• Supplied information:
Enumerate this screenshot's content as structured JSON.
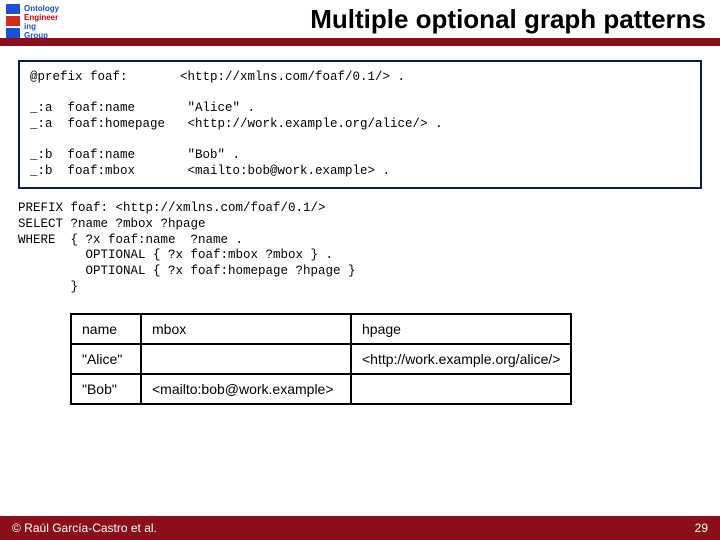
{
  "title": "Multiple optional graph patterns",
  "logo_lines": [
    "Ontology",
    "Engineer",
    "ing Group"
  ],
  "rdf_box": "@prefix foaf:       <http://xmlns.com/foaf/0.1/> .\n\n_:a  foaf:name       \"Alice\" .\n_:a  foaf:homepage   <http://work.example.org/alice/> .\n\n_:b  foaf:name       \"Bob\" .\n_:b  foaf:mbox       <mailto:bob@work.example> .",
  "sparql": "PREFIX foaf: <http://xmlns.com/foaf/0.1/>\nSELECT ?name ?mbox ?hpage\nWHERE  { ?x foaf:name  ?name .\n         OPTIONAL { ?x foaf:mbox ?mbox } .\n         OPTIONAL { ?x foaf:homepage ?hpage }\n       }",
  "table": {
    "headers": [
      "name",
      "mbox",
      "hpage"
    ],
    "rows": [
      [
        "\"Alice\"",
        "",
        "<http://work.example.org/alice/>"
      ],
      [
        "\"Bob\"",
        "<mailto:bob@work.example>",
        ""
      ]
    ]
  },
  "footer_left": "© Raúl García-Castro et al.",
  "footer_right": "29"
}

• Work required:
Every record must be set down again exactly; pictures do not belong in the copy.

• Response area:
Enumerate this screenshot's content as structured JSON.
{
  "title": "Multiple optional graph patterns",
  "logo_lines": [
    "Ontology",
    "Engineer",
    "ing Group"
  ],
  "rdf_box": "@prefix foaf:       <http://xmlns.com/foaf/0.1/> .\n\n_:a  foaf:name       \"Alice\" .\n_:a  foaf:homepage   <http://work.example.org/alice/> .\n\n_:b  foaf:name       \"Bob\" .\n_:b  foaf:mbox       <mailto:bob@work.example> .",
  "sparql": "PREFIX foaf: <http://xmlns.com/foaf/0.1/>\nSELECT ?name ?mbox ?hpage\nWHERE  { ?x foaf:name  ?name .\n         OPTIONAL { ?x foaf:mbox ?mbox } .\n         OPTIONAL { ?x foaf:homepage ?hpage }\n       }",
  "table": {
    "headers": [
      "name",
      "mbox",
      "hpage"
    ],
    "rows": [
      [
        "\"Alice\"",
        "",
        "<http://work.example.org/alice/>"
      ],
      [
        "\"Bob\"",
        "<mailto:bob@work.example>",
        ""
      ]
    ]
  },
  "footer_left": "© Raúl García-Castro et al.",
  "footer_right": "29"
}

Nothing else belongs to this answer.